Although amantadine is considerably less expensive than rimantadine, it crosses the blood-brain barrier and appears to cause more central nervous system side effects, including dizziness, ataxia, hallucinations, agitation, and confusion. This is especially true in elderly patients and may be associated with higher serum concentrations. A split dosage may help minimize adverse events.
|Creatinine clearance, mL per minute (mL per second)||Suggested maintenance regimen|
|30 to 50 (0.5 to 0.83)||100 mg daily*|
|15 to 29 (0.25 to 0.48)||100 mg every other day*|
|< 15 (0.25)||200 mg every seven days|
Rimantadine's adverse drug-reaction profile is similar to that of amantadine with respect to gastrointestinal side effects such as nausea, vomiting, and dyspepsia, but rimantadine appears to cause fewer central nervous system side effects.9
Oseltamivir and Zanamivir
Zanamivir is inhaled and requires the use of an inhalation device, which may be difficult for elderly patients to use.

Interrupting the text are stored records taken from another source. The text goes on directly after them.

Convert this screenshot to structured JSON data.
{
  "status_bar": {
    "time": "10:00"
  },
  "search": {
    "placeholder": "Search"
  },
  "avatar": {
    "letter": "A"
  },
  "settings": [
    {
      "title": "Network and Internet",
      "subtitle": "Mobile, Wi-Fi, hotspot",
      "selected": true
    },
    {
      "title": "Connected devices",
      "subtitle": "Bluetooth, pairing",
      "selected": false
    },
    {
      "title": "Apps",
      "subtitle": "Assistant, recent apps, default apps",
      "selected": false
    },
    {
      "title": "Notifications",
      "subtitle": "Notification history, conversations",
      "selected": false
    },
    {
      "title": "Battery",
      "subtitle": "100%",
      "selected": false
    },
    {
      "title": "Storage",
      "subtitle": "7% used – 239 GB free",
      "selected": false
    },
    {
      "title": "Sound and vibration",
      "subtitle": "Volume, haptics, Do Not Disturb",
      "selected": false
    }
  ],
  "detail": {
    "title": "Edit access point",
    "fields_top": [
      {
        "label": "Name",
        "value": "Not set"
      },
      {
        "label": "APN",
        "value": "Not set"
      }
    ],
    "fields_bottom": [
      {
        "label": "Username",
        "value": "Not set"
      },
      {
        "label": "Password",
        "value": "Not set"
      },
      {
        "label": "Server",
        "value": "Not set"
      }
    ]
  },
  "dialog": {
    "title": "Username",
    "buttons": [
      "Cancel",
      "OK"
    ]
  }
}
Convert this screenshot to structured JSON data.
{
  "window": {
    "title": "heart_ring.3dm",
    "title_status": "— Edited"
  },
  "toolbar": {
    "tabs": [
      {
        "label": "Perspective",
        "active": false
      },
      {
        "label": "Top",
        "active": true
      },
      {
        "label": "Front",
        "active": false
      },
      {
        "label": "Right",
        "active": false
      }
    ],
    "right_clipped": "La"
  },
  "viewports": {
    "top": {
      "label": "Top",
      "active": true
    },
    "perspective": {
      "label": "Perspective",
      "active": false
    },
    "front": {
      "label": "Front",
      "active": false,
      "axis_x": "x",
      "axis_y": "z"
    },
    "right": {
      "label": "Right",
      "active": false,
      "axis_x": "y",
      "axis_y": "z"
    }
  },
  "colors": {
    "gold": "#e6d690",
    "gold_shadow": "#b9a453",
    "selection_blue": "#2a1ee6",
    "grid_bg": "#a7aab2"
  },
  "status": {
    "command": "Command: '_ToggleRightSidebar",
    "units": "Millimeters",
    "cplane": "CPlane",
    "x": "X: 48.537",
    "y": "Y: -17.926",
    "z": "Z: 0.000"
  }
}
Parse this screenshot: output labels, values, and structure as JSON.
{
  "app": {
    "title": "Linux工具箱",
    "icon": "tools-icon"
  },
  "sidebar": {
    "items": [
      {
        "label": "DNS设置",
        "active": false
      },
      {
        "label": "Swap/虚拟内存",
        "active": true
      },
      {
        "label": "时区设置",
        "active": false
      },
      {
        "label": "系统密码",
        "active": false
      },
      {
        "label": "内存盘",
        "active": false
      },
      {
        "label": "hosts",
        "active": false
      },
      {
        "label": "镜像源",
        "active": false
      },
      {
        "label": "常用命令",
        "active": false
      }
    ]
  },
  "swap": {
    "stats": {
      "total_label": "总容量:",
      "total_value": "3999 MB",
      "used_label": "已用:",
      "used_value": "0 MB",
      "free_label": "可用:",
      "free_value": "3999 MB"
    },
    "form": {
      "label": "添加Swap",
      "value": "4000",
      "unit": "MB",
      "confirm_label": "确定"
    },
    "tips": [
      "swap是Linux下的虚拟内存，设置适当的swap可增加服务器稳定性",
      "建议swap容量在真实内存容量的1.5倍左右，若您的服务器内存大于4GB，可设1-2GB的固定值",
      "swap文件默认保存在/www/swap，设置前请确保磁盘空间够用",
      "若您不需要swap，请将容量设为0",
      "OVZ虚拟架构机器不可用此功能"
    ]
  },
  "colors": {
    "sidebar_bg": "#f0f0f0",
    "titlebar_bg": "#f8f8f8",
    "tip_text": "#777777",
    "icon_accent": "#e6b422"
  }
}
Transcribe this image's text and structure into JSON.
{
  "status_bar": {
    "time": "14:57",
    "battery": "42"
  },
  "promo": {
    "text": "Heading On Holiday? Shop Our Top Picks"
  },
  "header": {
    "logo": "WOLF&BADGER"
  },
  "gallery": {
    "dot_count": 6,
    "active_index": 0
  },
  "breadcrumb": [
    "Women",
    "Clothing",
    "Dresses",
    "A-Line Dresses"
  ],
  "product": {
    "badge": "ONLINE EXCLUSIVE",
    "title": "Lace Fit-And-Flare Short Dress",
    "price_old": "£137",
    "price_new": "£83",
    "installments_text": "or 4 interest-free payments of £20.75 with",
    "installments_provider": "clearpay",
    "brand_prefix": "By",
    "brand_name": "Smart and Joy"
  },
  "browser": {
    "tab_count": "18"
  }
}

Because of its potential to induce bronchospasm and reduce lung function, use of zanamivir generally should be avoided in patients with asthma and chronic obstructive pulmonary disease.
INFLUENZA TYPE B
Oseltamivir and zanamivir are first-line choices for prevention and treatment of infection during outbreaks of influenza type B.
Respiratory Syncytial Virus (RSV)
RSV is a frequent cause of bronchiolitis in children. Treatment consists primarily of supportive care with fluids, oxygen, and aerosolized bronchodilators.
In a select group of high-risk infants (premature infants younger than 36 weeks and infants with bronchopulmonary dysplasia, congenital heart disease, or immunodeficiency) with severe infections, aerosolized ribavirin (Virazole) has been used.15 The use of this drug requires special equipment and expert respiratory monitoring. It is expensive, with a cost exceeding $1,000 per day.
RSV Immune Globulin and Palivizumab
In high-risk patients, prophylaxis against RSV should be considered. During the winter months, monthly administration of intravenous RSV immune globulin (RespiGam) or intramuscular palivizumab (Synagis) may decrease the number of RSV episodes. Because of increased morbidity, RSV immune globulin should not be given to patients with congenital heart disease.